===== DATA TO USE =====

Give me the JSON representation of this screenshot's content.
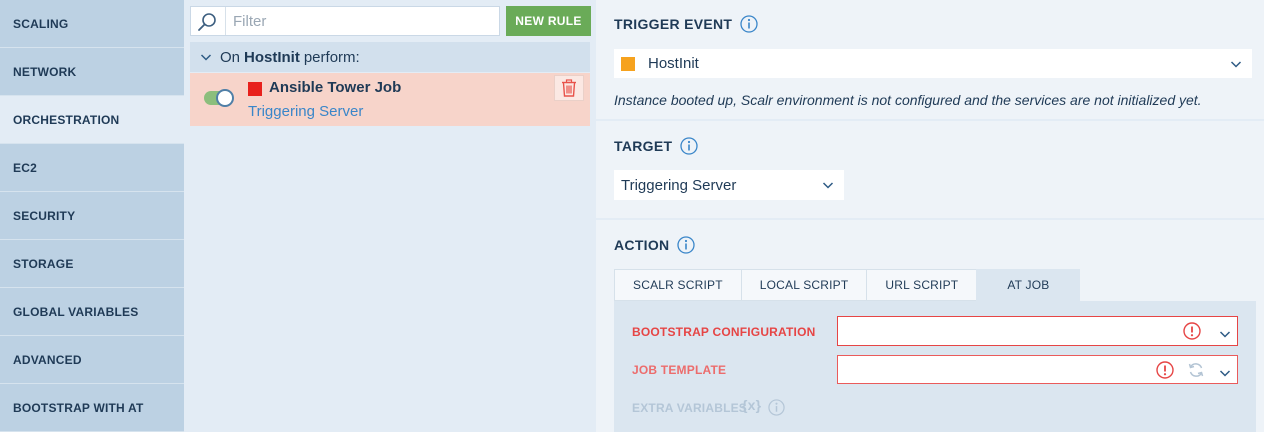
{
  "sidebar": {
    "items": [
      {
        "label": "SCALING",
        "active": false
      },
      {
        "label": "NETWORK",
        "active": false
      },
      {
        "label": "ORCHESTRATION",
        "active": true
      },
      {
        "label": "EC2",
        "active": false
      },
      {
        "label": "SECURITY",
        "active": false
      },
      {
        "label": "STORAGE",
        "active": false
      },
      {
        "label": "GLOBAL VARIABLES",
        "active": false
      },
      {
        "label": "ADVANCED",
        "active": false
      },
      {
        "label": "BOOTSTRAP WITH AT",
        "active": false
      }
    ]
  },
  "rules": {
    "search_placeholder": "Filter",
    "new_rule_label": "NEW RULE",
    "group": {
      "prefix": "On",
      "event": "HostInit",
      "suffix": "perform:"
    },
    "rule": {
      "title": "Ansible Tower Job",
      "subtitle": "Triggering Server",
      "enabled": true,
      "color": "#e8211c"
    }
  },
  "detail": {
    "trigger_event": {
      "title": "TRIGGER EVENT",
      "value": "HostInit",
      "swatch_color": "#f6a21e",
      "description": "Instance booted up, Scalr environment is not configured and the services are not initialized yet."
    },
    "target": {
      "title": "TARGET",
      "value": "Triggering Server"
    },
    "action": {
      "title": "ACTION",
      "tabs": [
        {
          "label": "SCALR SCRIPT",
          "active": false
        },
        {
          "label": "LOCAL SCRIPT",
          "active": false
        },
        {
          "label": "URL SCRIPT",
          "active": false
        },
        {
          "label": "AT JOB",
          "active": true
        }
      ],
      "fields": {
        "bootstrap_label": "BOOTSTRAP CONFIGURATION",
        "job_template_label": "JOB TEMPLATE",
        "extra_variables_label": "EXTRA VARIABLES",
        "extra_variables_badge": "{x}"
      }
    }
  }
}
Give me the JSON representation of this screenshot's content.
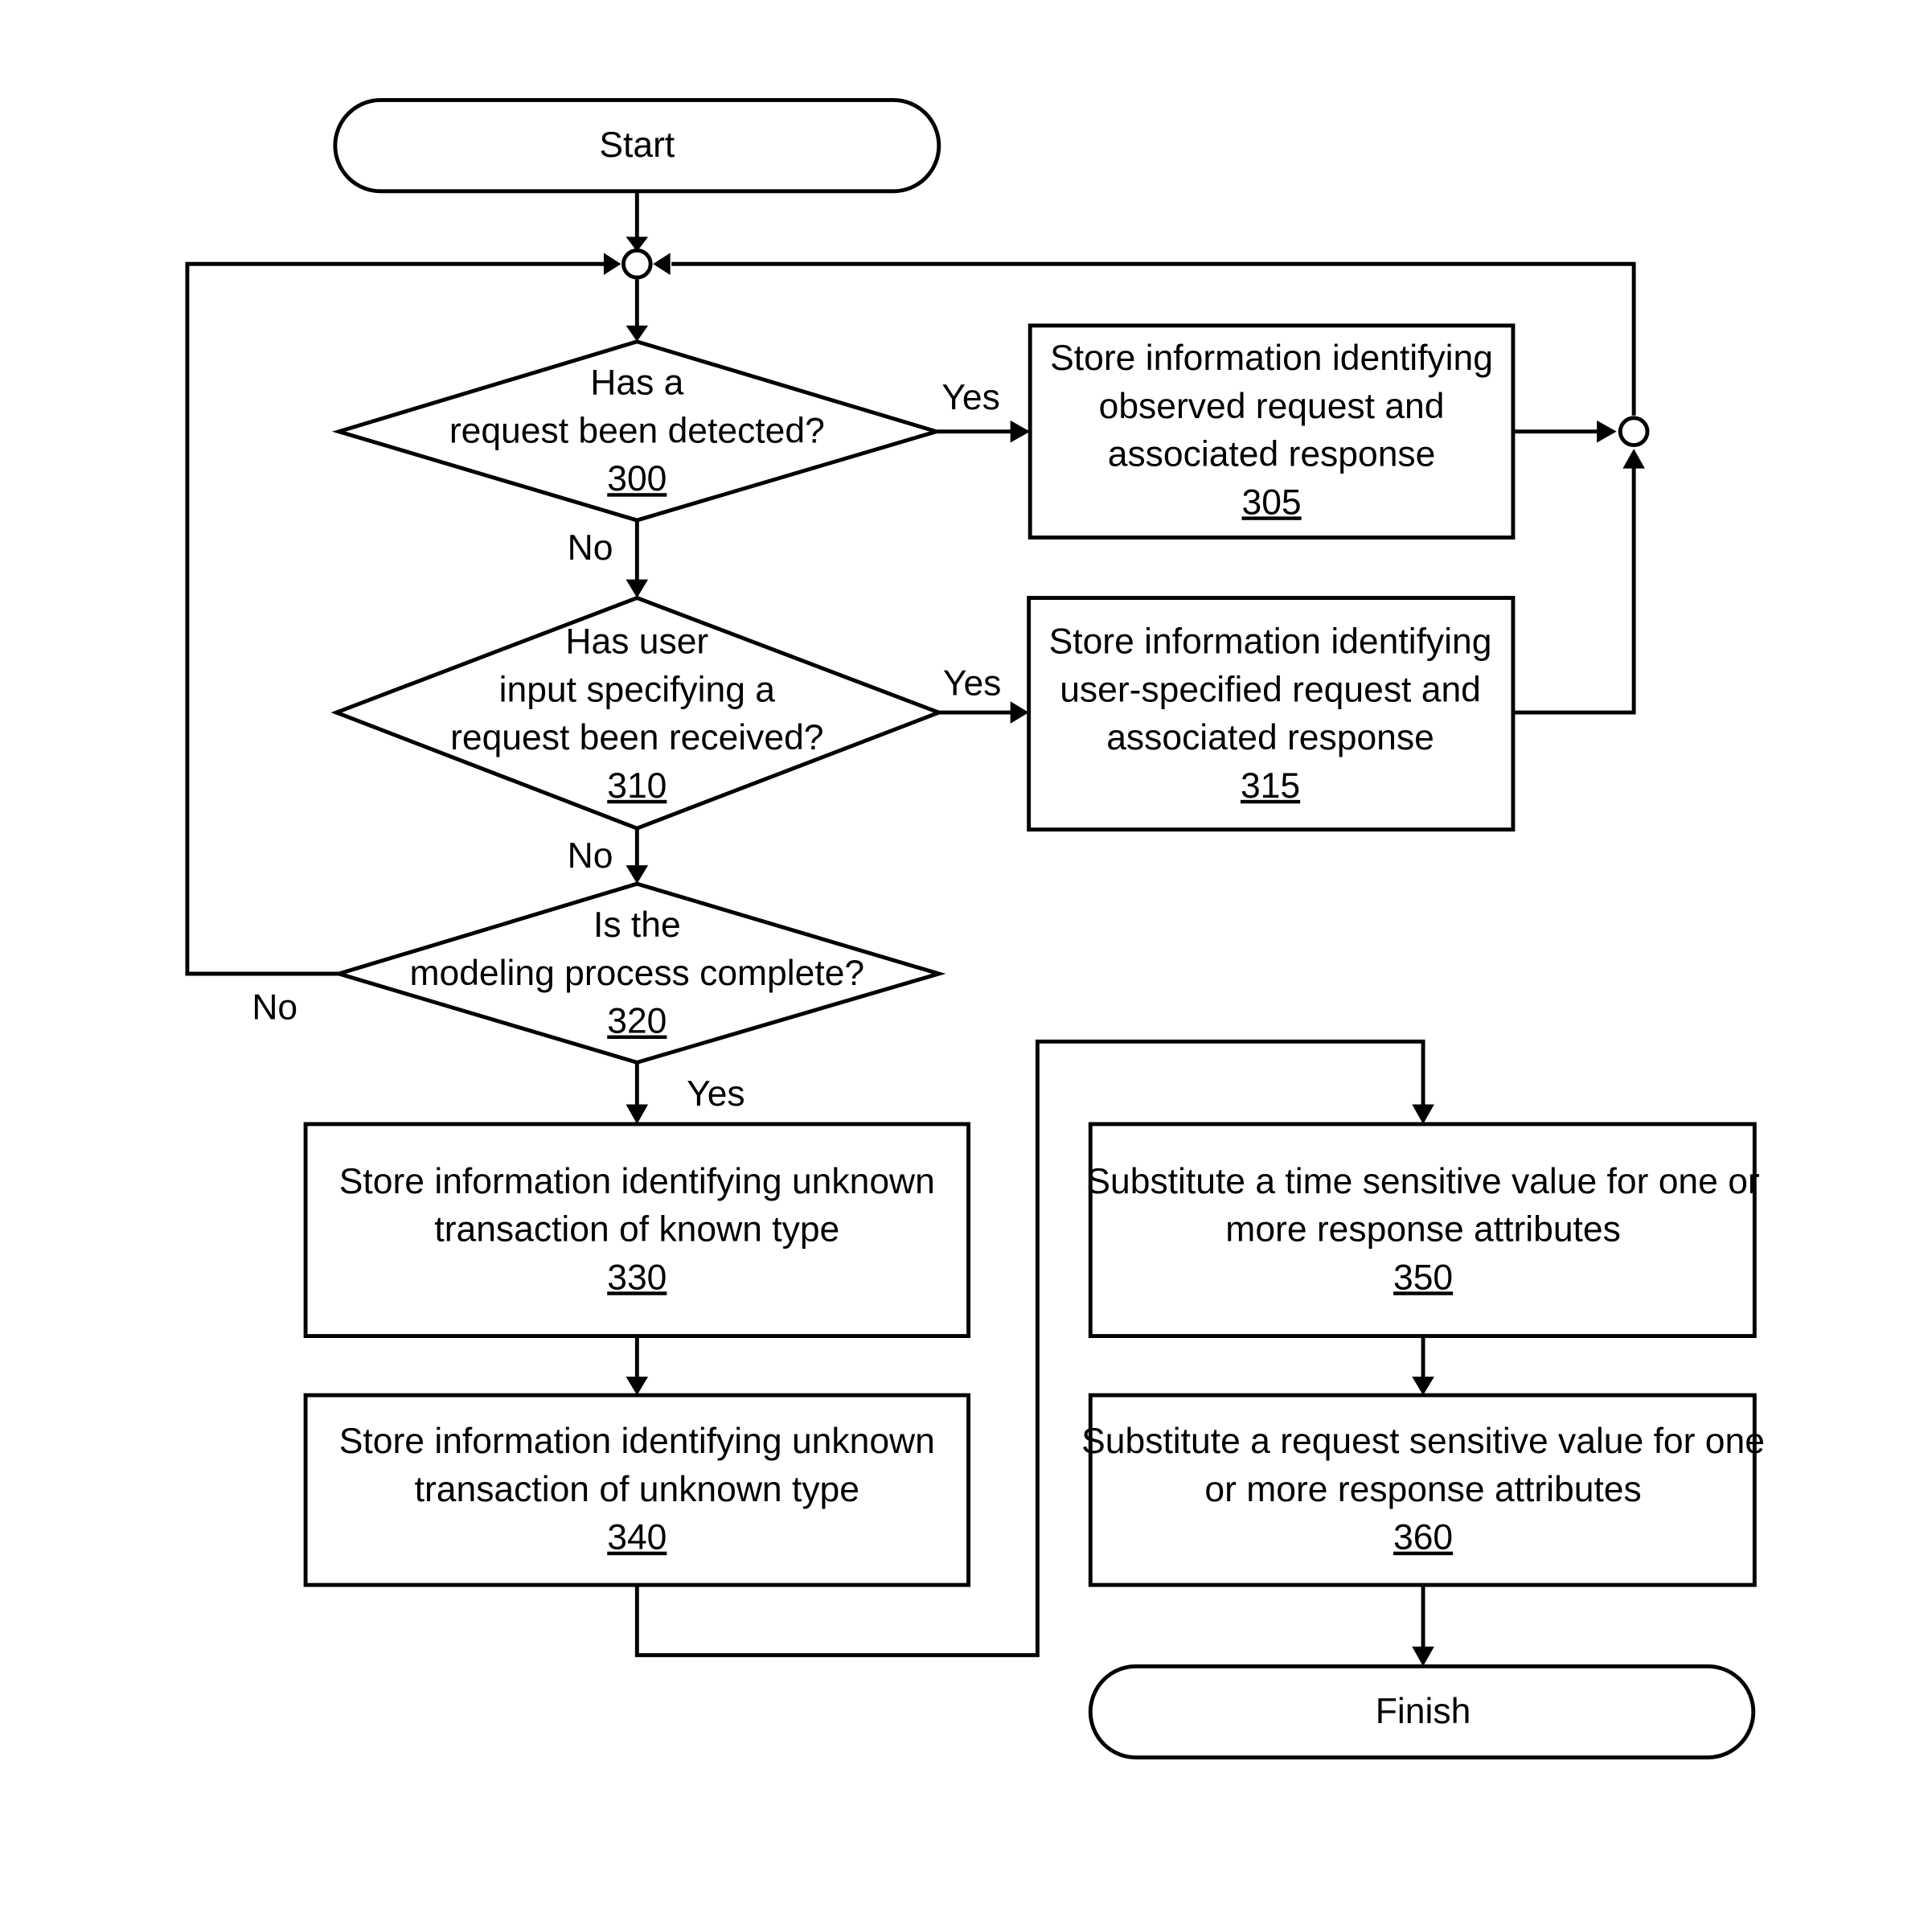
{
  "nodes": {
    "start": {
      "label": "Start"
    },
    "n300": {
      "lines": [
        "Has a",
        "request been detected?"
      ],
      "ref": "300"
    },
    "n305": {
      "lines": [
        "Store information identifying",
        "observed request and",
        "associated response"
      ],
      "ref": "305"
    },
    "n310": {
      "lines": [
        "Has user",
        "input specifying a",
        "request been received?"
      ],
      "ref": "310"
    },
    "n315": {
      "lines": [
        "Store information identifying",
        "user-specified request and",
        "associated response"
      ],
      "ref": "315"
    },
    "n320": {
      "lines": [
        "Is the",
        "modeling process complete?"
      ],
      "ref": "320"
    },
    "n330": {
      "lines": [
        "Store information identifying unknown",
        "transaction of known type"
      ],
      "ref": "330"
    },
    "n340": {
      "lines": [
        "Store information identifying unknown",
        "transaction of unknown type"
      ],
      "ref": "340"
    },
    "n350": {
      "lines": [
        "Substitute a time sensitive value for one or",
        "more response attributes"
      ],
      "ref": "350"
    },
    "n360": {
      "lines": [
        "Substitute a request sensitive value for one",
        "or more response attributes"
      ],
      "ref": "360"
    },
    "finish": {
      "label": "Finish"
    }
  },
  "edge_labels": {
    "e300_yes": "Yes",
    "e300_no": "No",
    "e310_yes": "Yes",
    "e310_no": "No",
    "e320_no": "No",
    "e320_yes": "Yes"
  }
}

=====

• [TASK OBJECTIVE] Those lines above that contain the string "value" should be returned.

• [EXPECTED ANSWER]
      "value": "HostInit",
      "value": "Triggering Server"
        "Substitute a time sensitive value for one or",
        "Substitute a request sensitive value for one",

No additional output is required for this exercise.